Set your camera to M (Manual) mode (don’t forget this as I did on my first try) and insert the graduated ND or effect filter into the holder. You will see the result immediately (or not if you have not set the camera to M) in the EVF / Live View (if you own a camera which supports this). If you shoot seascapes a 0.3, 0.6 or 0.9 HARD graduated filter could be the right choice. (they reduce the light by 1 – 3 stops and balance the light difference between sky and landscape). If you have objects which lean into the sky (horizon) you could use a SOFT graduated filter. The difference is easy to explain. The HARD one has a well defined transition between dark and transparent the SOFT one has a soft transition between these areas. If you use a HARD filter and you compose a castle at a hill leaning into the sky and clouds, the light reduction will be seen on the upper parts of the castle. A SOFT filter will not create this effect. So your composition determines the usage of a HARD or SOFT filter.

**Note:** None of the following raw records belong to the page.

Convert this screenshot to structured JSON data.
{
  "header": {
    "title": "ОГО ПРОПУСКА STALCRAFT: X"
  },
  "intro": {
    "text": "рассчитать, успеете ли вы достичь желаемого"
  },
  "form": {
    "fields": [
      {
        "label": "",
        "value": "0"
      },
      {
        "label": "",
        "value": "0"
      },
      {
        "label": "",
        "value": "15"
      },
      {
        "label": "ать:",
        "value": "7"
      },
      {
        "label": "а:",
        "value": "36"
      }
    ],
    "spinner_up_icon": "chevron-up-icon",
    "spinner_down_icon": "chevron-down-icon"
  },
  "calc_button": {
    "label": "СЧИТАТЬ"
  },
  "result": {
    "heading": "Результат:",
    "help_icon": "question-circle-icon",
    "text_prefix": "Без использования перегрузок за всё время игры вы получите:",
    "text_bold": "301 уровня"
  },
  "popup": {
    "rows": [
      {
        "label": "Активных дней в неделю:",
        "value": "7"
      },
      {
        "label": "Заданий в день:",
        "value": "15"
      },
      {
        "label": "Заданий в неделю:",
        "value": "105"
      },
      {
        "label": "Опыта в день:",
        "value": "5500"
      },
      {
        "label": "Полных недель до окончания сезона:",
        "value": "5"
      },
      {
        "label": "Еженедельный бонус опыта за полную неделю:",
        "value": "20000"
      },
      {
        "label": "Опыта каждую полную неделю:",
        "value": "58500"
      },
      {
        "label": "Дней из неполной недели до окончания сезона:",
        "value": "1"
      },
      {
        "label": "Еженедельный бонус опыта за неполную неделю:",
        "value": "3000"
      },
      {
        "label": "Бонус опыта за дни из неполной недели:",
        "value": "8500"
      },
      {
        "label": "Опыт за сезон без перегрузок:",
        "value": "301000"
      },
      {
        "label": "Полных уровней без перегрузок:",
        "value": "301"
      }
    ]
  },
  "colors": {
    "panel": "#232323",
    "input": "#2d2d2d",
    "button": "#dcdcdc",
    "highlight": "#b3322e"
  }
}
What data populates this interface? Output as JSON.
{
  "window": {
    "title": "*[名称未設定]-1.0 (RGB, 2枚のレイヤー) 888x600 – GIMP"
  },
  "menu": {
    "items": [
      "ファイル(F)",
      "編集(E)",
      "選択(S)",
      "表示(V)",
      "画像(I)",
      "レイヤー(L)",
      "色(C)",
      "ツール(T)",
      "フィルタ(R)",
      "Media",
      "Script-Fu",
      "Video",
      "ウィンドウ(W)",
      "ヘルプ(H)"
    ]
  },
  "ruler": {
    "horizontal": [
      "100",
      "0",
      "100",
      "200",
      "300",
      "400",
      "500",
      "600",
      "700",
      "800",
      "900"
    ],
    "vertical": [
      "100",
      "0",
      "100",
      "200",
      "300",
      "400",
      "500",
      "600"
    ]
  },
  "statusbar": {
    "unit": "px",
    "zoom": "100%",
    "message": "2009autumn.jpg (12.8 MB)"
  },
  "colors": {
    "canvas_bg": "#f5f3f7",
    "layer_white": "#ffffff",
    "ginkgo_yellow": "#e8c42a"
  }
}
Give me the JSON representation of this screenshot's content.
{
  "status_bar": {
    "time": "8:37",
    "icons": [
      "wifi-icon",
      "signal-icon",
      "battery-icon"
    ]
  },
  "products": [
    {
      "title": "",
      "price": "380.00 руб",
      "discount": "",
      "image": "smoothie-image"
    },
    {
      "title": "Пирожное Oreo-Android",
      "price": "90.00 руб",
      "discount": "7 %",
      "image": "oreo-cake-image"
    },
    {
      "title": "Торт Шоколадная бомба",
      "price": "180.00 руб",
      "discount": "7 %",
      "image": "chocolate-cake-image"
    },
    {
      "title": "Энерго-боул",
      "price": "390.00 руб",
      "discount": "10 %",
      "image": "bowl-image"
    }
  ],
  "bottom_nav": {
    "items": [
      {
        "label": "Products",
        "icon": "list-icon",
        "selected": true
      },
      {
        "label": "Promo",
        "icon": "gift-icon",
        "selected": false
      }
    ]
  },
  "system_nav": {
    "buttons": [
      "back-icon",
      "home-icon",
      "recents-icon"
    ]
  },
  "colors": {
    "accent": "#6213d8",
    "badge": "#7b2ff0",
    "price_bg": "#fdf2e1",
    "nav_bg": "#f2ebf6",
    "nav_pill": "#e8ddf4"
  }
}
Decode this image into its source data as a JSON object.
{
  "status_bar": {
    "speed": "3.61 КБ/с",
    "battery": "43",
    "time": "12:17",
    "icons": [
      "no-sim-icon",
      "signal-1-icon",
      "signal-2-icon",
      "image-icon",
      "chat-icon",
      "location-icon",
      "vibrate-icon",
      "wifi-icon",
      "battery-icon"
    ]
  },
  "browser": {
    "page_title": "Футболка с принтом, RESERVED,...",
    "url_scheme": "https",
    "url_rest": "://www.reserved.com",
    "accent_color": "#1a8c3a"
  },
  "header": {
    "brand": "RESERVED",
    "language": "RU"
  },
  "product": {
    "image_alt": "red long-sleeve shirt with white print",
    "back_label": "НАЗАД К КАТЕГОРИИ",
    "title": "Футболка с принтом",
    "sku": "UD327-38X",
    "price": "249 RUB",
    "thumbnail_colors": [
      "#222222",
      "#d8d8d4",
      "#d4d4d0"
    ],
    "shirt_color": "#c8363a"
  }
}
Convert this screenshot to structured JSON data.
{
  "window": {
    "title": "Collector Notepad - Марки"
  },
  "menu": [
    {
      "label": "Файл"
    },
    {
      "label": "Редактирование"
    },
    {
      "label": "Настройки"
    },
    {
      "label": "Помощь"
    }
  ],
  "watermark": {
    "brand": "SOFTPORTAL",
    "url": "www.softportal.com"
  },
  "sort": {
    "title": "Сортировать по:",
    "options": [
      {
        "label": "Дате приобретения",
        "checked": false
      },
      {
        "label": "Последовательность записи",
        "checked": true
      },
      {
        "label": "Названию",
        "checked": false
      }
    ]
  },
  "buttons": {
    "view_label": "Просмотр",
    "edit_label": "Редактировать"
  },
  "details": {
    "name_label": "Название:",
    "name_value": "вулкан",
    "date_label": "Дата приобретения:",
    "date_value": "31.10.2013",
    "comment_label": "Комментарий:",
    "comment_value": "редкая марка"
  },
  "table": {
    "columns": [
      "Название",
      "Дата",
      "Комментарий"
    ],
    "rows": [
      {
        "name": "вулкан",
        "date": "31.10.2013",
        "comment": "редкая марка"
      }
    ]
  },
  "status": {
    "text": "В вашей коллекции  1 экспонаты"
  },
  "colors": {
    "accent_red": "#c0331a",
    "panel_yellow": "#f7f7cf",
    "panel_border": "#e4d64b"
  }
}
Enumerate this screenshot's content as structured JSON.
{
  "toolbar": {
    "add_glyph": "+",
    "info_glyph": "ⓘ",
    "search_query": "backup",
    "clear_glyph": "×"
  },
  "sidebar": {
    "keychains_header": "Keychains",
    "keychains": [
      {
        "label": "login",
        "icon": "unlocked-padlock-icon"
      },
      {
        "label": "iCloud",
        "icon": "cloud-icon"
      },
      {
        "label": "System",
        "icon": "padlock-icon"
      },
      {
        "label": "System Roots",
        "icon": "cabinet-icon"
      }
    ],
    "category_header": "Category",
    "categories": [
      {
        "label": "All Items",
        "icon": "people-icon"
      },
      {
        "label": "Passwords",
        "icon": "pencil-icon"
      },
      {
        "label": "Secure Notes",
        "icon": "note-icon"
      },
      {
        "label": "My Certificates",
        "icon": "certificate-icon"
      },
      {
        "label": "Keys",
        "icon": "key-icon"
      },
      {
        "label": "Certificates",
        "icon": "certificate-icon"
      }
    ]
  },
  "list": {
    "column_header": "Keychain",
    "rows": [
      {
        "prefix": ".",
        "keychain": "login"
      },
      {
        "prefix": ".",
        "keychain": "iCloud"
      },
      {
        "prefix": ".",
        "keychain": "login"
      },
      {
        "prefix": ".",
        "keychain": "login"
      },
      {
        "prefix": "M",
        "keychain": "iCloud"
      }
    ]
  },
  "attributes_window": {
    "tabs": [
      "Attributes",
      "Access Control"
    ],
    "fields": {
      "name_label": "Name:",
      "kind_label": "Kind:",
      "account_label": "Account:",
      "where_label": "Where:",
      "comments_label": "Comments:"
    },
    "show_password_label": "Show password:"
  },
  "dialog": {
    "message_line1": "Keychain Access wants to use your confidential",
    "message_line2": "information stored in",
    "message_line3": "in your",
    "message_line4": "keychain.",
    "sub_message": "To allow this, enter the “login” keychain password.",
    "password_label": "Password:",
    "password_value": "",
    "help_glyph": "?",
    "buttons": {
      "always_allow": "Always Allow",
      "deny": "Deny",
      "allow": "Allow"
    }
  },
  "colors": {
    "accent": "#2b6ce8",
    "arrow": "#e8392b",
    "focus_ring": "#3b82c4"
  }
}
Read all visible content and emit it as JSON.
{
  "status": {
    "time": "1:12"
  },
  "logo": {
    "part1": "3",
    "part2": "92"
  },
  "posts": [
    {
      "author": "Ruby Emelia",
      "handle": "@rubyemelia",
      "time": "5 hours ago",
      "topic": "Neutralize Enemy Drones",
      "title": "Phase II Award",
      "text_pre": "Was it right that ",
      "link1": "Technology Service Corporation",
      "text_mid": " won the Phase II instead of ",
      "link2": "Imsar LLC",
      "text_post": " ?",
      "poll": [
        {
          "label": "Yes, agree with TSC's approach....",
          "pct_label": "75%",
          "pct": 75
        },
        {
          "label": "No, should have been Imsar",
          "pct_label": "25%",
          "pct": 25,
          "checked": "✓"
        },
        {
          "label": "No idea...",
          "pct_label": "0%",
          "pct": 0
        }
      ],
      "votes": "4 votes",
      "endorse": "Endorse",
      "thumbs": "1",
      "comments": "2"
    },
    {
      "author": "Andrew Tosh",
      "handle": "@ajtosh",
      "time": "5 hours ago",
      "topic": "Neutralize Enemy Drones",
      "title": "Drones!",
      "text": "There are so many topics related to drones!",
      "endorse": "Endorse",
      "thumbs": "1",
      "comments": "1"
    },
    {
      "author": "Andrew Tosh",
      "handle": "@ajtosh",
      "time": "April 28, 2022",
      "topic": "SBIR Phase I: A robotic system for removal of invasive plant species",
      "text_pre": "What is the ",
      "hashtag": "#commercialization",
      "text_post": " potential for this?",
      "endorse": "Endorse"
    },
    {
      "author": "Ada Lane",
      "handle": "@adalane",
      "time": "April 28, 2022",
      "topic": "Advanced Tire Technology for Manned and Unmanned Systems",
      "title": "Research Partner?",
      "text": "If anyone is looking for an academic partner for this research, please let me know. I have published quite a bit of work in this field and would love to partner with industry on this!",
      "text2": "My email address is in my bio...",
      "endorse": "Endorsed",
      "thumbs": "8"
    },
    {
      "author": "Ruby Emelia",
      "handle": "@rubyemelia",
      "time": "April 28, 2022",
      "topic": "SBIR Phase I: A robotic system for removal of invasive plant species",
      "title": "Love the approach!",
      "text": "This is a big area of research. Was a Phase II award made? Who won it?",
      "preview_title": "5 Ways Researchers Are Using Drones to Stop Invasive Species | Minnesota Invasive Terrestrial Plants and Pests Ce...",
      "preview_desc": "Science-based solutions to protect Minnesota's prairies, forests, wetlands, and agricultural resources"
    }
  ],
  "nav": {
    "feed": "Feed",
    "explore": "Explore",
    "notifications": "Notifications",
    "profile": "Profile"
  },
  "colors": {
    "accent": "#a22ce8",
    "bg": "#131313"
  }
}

For long exposures I currently add a Big Stopper (10 stops) into the filter holder. It has to be placed into in the first slot in the holder, so the foam on the back covers the lens and avoids light leaking from the side into the lens. But details of long exposures will be subject to one of the following posts.
This new workflow reduced my OUTPUT per shoot to 5 – 10 images, sometimes less. Before, I easily reached the 100 shots limit of which I deleted 95, not because of technical imperfection but of meaningless and mediocre compositions.
This in my major benefit of using the new filter system in my workflow.
I have no relation to LEE and there are other (cheaper) alternatives to consider. This is my personal view of why filters can change the workflow of photography.
Can all of this be done in LR and PS in post? Some of it certainly (except long exposure). But if the sky is burnt out, you will not be able to recover. And if you meter the sky, your foreground will be very dark. New cameras have a dynamic range which let you recover a lot of details. Or you use HDR. Or… But I rather start with one (maximum two) „balanced“ image(s) and do some „fine-tuning“ in LR and PS.
All of this adds factors to one important personal insight regarding landscape photography: where to go next and when (very early, late in the evening) is the key to cool images. The gear just helps to capture these magic moments in the best way. And I will have to spent much more time in this field!
Stay tuned for more insights of my curved and steep way up to professional landscape photography!
PS: I hope some of my writing makes sense. I have to practice writing photography content in English too. Smiles. Reinhold
My current components of the LEE Seven5 filter system
Mixed weather. Rain on one side, sunshine on the other side. While I was shooting this long exposure (180 sec) a rainbow appeared on the right side in the background for about 30 seconds. Enough to leave a trace in the image. A good start into your week! Smiles. Reinhold